Ross Ulbricht, the convicted admin of the now-defunctmarketplace Silk Road, has approached the US Supreme Court seeking legal respite.
Challenging Ulbricht’s Conviction
Ulbricht was one of the principal figures behind the infamous bazaar, best known as one of the largest-ever online marketplaces for. He was nabbed in 2013 due to suspect online activities and was convicted of multiple crimes including money laundering, conspiracy to traffic narcotics, conspiracy to traffic forged ID documents, and computer hacking.
According to a new report, Ulbricht has now approached the apex court with a written petition challenging both his conviction and sentencing.
Kannon K. Shanmugam, the lawyer overseeing the appeal filed a memo to potential amici in the case earlier this month summing up all the legal issues that could use an intervention by the Supreme Court. According to Shanmugam, the way the government went after Ulbricht should cause concern even for those who have no link to any of the same illegal activities.
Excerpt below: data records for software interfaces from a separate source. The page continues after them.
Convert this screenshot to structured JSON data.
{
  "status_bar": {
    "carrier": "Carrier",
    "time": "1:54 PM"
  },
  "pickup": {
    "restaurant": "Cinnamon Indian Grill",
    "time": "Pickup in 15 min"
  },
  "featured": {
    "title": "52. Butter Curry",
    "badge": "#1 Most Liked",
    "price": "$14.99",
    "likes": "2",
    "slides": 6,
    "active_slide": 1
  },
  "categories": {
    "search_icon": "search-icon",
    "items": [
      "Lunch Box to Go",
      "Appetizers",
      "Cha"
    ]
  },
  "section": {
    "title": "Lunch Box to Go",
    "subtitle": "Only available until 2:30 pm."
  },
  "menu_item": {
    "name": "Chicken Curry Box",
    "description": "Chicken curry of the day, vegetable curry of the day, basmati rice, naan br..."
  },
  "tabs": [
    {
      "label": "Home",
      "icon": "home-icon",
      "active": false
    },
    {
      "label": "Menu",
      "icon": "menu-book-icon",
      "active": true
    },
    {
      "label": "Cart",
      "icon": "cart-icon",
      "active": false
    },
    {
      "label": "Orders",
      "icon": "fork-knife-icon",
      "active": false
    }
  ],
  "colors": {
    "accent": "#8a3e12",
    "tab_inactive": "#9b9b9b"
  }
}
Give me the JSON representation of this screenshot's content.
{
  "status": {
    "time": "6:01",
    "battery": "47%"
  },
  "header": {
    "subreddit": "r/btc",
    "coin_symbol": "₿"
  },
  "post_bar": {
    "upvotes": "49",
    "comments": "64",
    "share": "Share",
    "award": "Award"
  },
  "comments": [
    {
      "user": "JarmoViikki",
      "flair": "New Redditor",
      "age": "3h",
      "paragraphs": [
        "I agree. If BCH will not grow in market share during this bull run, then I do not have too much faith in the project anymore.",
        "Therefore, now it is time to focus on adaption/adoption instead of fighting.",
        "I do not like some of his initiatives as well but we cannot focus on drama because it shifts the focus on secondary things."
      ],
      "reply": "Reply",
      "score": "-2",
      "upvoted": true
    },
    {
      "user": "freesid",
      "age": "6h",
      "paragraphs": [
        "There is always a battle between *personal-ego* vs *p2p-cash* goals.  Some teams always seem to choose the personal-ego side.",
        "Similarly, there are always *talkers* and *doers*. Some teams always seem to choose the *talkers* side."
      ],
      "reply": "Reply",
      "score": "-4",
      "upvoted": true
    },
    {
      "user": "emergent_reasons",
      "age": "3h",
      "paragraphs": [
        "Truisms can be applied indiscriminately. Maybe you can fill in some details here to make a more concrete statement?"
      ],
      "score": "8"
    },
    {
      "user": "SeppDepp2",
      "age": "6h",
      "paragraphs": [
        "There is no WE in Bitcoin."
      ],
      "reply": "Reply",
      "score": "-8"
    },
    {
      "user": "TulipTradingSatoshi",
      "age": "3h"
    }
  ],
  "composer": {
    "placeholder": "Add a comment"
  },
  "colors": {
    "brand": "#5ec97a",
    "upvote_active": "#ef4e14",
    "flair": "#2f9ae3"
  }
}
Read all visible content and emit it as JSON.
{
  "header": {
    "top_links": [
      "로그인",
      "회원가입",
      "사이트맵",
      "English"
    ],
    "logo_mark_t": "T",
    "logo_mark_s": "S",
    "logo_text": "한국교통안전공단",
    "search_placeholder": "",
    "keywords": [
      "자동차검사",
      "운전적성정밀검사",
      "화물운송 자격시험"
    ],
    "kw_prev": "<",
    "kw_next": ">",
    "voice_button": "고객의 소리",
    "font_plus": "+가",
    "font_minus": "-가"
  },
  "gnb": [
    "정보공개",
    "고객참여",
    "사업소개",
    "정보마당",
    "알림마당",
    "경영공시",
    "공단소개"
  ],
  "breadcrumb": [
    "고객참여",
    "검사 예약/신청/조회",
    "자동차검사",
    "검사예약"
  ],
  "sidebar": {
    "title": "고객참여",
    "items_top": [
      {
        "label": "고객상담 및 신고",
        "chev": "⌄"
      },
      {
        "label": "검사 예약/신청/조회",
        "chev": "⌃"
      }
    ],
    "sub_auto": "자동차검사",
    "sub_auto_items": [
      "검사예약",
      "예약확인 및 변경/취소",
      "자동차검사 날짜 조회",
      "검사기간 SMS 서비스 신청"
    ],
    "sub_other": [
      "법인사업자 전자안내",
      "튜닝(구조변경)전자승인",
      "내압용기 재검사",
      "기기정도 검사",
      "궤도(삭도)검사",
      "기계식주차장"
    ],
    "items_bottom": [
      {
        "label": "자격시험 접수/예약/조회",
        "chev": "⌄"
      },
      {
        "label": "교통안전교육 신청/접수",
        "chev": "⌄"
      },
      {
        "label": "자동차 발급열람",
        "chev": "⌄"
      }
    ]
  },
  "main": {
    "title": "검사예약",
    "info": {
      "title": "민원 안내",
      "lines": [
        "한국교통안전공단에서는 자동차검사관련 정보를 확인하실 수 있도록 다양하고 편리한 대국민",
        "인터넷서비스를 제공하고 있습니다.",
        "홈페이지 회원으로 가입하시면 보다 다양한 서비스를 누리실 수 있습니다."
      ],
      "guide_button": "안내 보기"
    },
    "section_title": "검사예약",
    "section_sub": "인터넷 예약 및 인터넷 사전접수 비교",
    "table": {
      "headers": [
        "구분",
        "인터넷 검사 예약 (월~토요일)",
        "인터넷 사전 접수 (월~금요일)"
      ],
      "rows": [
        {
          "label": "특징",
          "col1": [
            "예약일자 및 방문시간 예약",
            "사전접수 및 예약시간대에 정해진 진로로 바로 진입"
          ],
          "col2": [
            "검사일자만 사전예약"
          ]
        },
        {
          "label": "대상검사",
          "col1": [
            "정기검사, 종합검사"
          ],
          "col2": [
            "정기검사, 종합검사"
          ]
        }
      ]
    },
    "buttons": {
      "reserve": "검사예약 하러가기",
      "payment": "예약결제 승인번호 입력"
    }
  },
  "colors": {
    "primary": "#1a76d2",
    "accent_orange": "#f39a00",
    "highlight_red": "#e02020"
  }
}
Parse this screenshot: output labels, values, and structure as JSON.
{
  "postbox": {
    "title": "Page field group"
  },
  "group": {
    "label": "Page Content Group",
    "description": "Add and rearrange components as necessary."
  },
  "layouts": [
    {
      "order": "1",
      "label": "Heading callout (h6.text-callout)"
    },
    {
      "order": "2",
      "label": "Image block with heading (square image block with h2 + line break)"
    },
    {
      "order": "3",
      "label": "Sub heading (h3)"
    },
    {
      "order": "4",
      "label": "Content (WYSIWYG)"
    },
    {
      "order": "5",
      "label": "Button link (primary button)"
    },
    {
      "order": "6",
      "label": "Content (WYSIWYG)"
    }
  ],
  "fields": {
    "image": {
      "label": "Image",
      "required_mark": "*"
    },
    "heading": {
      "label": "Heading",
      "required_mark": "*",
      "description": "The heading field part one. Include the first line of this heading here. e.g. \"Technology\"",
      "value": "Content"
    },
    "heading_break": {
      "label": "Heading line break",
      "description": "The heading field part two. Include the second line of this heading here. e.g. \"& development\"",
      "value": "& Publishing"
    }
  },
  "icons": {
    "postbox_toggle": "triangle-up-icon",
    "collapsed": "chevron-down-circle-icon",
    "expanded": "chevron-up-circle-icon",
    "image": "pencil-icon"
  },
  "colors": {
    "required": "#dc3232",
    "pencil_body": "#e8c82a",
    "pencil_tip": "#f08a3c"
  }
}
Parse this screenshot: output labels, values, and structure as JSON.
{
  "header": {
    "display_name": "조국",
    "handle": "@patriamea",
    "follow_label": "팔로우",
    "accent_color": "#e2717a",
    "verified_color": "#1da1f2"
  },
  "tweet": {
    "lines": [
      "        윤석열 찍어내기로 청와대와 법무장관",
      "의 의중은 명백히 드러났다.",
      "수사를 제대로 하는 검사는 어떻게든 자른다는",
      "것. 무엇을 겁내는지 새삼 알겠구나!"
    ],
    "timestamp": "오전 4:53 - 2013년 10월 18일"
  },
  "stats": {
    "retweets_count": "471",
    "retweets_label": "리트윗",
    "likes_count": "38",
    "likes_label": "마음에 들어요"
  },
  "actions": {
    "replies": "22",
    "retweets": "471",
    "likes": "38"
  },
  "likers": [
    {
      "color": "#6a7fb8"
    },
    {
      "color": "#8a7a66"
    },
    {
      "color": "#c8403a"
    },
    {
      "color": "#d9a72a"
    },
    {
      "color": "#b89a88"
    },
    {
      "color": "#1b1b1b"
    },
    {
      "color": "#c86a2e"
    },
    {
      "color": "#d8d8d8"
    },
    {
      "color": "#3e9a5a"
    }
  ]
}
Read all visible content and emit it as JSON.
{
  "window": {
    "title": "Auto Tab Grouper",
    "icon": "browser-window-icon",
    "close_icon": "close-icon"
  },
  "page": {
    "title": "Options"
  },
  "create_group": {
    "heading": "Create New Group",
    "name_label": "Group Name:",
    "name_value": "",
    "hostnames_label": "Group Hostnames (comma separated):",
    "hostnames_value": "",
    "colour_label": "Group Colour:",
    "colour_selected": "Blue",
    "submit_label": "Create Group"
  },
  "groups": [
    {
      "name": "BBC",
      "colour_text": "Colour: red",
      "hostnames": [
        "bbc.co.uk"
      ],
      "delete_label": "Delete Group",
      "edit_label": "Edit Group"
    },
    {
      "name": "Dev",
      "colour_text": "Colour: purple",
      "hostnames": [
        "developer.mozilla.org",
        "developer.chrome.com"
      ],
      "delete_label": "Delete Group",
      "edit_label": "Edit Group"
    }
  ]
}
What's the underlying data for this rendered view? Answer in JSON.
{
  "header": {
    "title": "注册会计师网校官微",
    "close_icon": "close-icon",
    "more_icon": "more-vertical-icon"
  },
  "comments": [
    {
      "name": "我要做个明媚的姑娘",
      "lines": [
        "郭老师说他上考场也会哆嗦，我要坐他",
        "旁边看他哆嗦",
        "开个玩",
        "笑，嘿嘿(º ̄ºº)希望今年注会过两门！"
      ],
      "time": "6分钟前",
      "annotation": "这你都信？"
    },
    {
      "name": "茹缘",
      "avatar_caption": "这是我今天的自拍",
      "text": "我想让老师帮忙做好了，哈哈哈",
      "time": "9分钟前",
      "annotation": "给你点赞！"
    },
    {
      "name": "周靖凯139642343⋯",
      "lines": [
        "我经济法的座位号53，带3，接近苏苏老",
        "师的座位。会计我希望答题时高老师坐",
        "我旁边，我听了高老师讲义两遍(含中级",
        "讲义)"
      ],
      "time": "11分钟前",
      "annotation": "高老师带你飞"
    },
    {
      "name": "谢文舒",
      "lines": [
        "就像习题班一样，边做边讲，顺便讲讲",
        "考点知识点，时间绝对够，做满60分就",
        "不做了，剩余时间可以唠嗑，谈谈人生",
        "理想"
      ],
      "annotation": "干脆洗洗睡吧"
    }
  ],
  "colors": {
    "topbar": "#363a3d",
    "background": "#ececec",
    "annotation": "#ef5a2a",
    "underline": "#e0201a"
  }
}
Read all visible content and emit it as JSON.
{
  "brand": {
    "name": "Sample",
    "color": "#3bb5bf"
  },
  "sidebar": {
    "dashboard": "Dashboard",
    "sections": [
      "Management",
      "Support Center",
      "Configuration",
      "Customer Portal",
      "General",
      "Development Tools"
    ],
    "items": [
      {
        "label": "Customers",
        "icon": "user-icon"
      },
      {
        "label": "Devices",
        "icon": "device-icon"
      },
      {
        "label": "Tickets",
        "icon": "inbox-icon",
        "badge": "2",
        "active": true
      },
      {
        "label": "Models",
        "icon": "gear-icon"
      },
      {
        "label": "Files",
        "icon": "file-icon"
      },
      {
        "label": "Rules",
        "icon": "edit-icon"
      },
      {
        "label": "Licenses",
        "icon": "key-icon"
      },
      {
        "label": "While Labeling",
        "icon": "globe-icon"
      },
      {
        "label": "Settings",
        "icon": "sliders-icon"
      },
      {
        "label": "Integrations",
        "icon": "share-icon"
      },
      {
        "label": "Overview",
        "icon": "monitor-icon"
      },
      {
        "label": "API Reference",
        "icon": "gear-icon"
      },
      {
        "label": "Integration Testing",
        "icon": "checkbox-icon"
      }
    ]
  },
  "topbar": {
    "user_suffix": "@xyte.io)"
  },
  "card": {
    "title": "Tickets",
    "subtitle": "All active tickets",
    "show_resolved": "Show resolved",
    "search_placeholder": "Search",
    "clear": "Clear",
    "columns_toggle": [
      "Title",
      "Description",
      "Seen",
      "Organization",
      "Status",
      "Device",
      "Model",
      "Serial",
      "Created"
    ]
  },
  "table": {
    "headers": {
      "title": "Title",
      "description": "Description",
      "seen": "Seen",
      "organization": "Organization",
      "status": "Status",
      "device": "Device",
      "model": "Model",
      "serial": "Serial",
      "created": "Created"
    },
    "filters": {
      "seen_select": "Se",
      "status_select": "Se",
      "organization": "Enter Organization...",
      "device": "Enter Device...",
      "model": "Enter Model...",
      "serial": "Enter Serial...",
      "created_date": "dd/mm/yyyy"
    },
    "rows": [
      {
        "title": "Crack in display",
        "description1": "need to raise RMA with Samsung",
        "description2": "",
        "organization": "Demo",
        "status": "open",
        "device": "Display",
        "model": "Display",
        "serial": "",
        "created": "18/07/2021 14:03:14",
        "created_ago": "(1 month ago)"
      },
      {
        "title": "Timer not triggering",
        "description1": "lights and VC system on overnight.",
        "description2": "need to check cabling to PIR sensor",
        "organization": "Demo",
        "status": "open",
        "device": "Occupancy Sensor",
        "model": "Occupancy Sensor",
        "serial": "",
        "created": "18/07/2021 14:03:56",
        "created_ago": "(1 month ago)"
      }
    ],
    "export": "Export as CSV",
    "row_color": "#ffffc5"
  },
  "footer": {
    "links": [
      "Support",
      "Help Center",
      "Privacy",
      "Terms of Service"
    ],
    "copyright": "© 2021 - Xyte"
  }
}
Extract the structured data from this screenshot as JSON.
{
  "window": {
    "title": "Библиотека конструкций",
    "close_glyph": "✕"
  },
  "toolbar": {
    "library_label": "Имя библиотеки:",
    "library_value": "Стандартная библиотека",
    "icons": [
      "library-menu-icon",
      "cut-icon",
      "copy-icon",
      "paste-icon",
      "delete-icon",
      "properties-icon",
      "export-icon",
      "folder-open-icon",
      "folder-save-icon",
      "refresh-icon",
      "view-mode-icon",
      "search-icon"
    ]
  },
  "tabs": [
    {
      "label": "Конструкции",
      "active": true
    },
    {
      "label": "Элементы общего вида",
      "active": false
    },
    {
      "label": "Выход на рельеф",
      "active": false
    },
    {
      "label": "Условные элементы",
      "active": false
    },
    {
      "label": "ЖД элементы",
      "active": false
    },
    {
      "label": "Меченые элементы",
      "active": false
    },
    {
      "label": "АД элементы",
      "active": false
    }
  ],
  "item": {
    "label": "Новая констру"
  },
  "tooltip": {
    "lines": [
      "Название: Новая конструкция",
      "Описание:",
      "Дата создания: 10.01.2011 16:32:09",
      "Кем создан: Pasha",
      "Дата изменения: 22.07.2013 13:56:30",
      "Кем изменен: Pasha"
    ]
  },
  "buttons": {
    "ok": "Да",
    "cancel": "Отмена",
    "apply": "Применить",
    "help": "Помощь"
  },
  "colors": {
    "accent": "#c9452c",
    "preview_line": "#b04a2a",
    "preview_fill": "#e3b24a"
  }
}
Shanmugam underlined that there is a need to assess if the defendant’s constitutional rights were violated during the investigation by the FBI or the subsequent sentencing by a lower court. The attorney specifically pointed out possible violations of the Fourth and Sixth Amendments.
The investigating agencies zeroed in on the convict after monitoring his online activities over a period. While the law empowers investigative agencies to track a suspect’s internet traffic, in Ulbricht’s case, it was done without a search warrant.
Breach of Personal Freedoms
Instead, the FBI invoked a privilege passed on by the federal Electronic Communications Privacy Act to gain access to Ulbricht’s internet activity. The agency urges that it did so because the data “likely to be obtained” would be “relevant” to their investigation.
“This case presents two important questions of constitutional law with broader significance for the rights of criminal defendants generally. First, the Second Circuit affirmed the government’s warrantless collection of Mr. Ulbricht’s Internet traffic information by relying on the third-party doctrine, which the Court is reviewing in a different context this Term in Carpenter v. United States,” the lawyer stated.
The broader implications of Ulbricht’s potentially illegal incarceration now present a new opportunity for the legal system. Shanmugam continued; “This case would afford the Court an ideal opportunity to address how the doctrine applies to Internet traffic information.”
The cert petition was submitted on December 22, 2017, but has not been docketed on the Supreme Court’s website yet as of this writing. The Department of Justice has yet to officially respond to the petition filed on Ulbricht’s behalf.